Prompt:
Your answer is one number: the count of lines below that hold the word "title".

Source material:

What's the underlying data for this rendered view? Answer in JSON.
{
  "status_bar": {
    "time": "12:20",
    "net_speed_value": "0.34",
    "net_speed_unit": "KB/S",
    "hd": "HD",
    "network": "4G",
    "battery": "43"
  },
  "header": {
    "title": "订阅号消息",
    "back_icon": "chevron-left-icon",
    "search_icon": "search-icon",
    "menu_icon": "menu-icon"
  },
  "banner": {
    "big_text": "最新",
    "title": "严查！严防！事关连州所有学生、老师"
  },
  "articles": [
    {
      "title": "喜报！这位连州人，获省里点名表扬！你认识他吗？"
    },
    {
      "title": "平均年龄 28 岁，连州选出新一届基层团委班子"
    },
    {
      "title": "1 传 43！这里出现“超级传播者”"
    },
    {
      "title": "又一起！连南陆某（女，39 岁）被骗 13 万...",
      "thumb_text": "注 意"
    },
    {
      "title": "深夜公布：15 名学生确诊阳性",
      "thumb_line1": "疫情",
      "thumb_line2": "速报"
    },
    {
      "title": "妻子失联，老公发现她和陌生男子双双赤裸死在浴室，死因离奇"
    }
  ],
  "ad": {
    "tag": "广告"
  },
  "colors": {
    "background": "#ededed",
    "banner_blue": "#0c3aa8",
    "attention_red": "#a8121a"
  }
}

Task answer:
8